  • Conditions became intolerable by the time of Shahjahan as attested to by Manucci and Manrique. Peasants were compelled to sell their women and children to meet the revenue demand. Manrique writes that "the peasants were carried off... to various markets and fairs (to be sold) with their poor unhappy wives behind them, carrying their small children all crying and lamenting to meet the revenue demand". Bernier too affirms that "the unfortunate peasants who were incapable of discharging the demand of their rapacious lords, were bereft of their children who were carried away as slaves."

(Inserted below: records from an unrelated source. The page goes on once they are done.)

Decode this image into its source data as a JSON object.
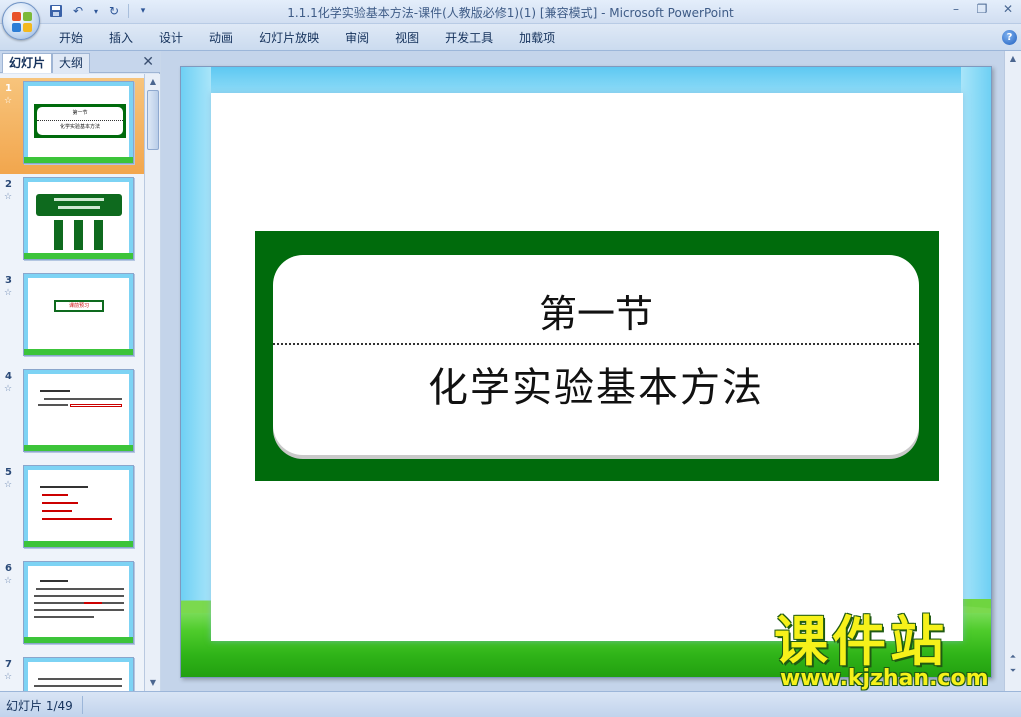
{
  "window": {
    "title": "1.1.1化学实验基本方法-课件(人教版必修1)(1) [兼容模式]",
    "title_sep": " - ",
    "app_name": "Microsoft PowerPoint"
  },
  "ribbon": {
    "tabs": [
      "开始",
      "插入",
      "设计",
      "动画",
      "幻灯片放映",
      "审阅",
      "视图",
      "开发工具",
      "加载项"
    ],
    "help": "?"
  },
  "left_pane": {
    "tab_slides": "幻灯片",
    "tab_outline": "大纲",
    "close": "✕",
    "slide_numbers": [
      "1",
      "2",
      "3",
      "4",
      "5",
      "6",
      "7"
    ],
    "star": "☆",
    "thumb_texts": {
      "s1_l1": "第一节",
      "s1_l2": "化学实验基本方法",
      "s3": "课前预习"
    }
  },
  "slide": {
    "line1": "第一节",
    "line2": "化学实验基本方法"
  },
  "watermark": {
    "cn": "课件站",
    "url": "www.kjzhan.com"
  },
  "status": {
    "slide_info": "幻灯片 1/49"
  },
  "colors": {
    "title_box_green": "#006b0c",
    "sky_blue": "#6ed0f4",
    "grass_green": "#3cc43a",
    "selected_thumb": "#f2a64d",
    "watermark_yellow": "#f6f11a"
  }
}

    • Quoted in K.S. Lal, Muslim Slave System in medieval India. Reference to: Manrique, vol. II, p. 272 Manrique, Fr. Sebastian Travels of Frey Sebastian Manrique, trs. by Eckford Luard, 2 vols., London, 1927.; Bernier, p. 205. Bernier, Francois, Travels in the Mogul Empire (1656-1668), revised by V.A. Smith, Oxford, 1934.

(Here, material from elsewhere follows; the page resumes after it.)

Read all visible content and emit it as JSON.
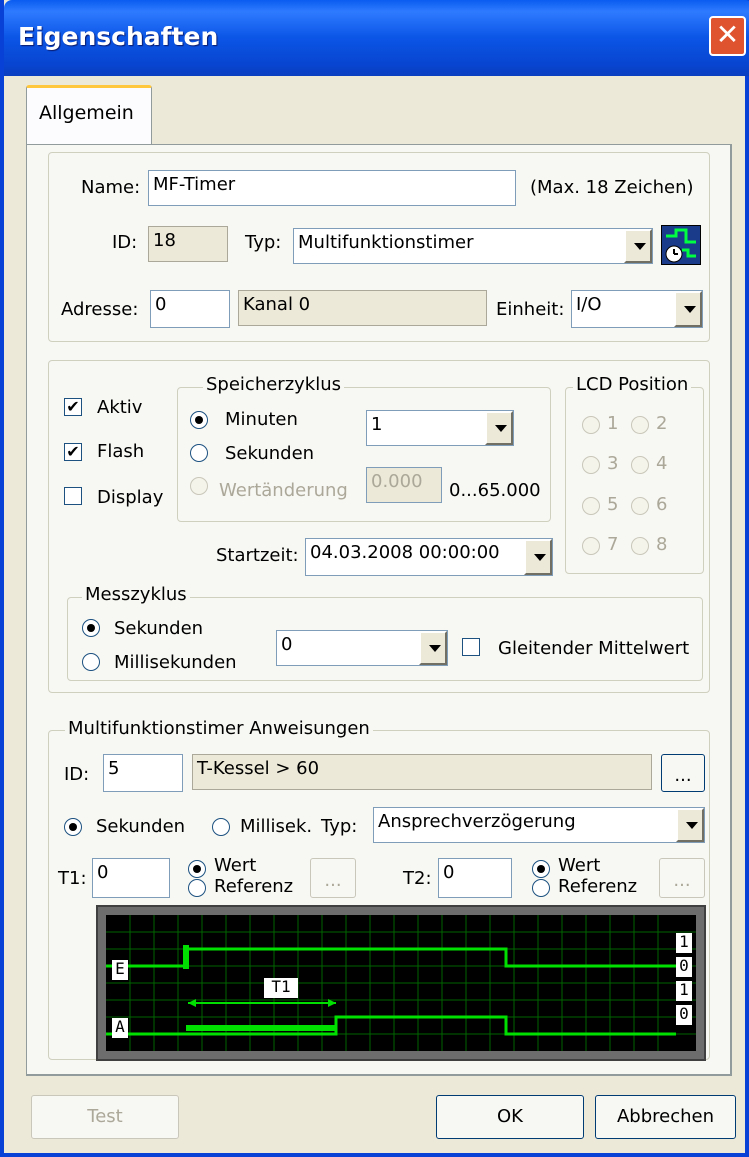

  • Writing about the days of Sultan Muhammad bin Tughlaq (1325-51), Shihabuddin al-Umari writes: "The sultan never ceases to show the greatest zeal in making war upon the infidels... Every day thousands of slaves are sold at a very low price, so great is the number of prisoners .... (that) the value at Delhi of a young slave girl, for domestic service, does not exceed eight tankahs. Those who are deemed fit to fill the parts of domestic and concubine sell for about fifteen tankahs. In other cities prices are still lower... " Probably it was so because Ibn Battutah while in Bengal says that a pretty kaniz (slave girl) could be had there for one gold dinar (or 10 silver tankahs). "I purchased at this price a very beautiful slave girl whose name was Ashura. A friend of mine also bought a young slave named Lulu for two gold coins." It is very difficult to establish a relationship between the prices of Delhi market and those of the provinces. Umari continues, "but still, in spite of low prices of slaves, 20000 tankahs, and even more, are paid for young Indian girls. I inquired the reason... and was told that these young girls are remarkable for their beauty, and the grace of their manners."
    • Masalik-ul-Absar, E.D. vol. III, pp. 580-81. (Shihabuddin al-Umri, Masalik-ul-Absar fi Mumalik-ul-Amar) Quoted from Lal, K. S. (1994). Muslim slave system in medieval India.
  • Arrian mentions with admiration that every Indian is free. With them, as with the Lacedemonians, he says, no native can be a slave; but unlike the Lacedemonians, they keep no other people in servitude.
    • The History of India, by Mountstuart Elphinstone (Ephinstone's India p. 239)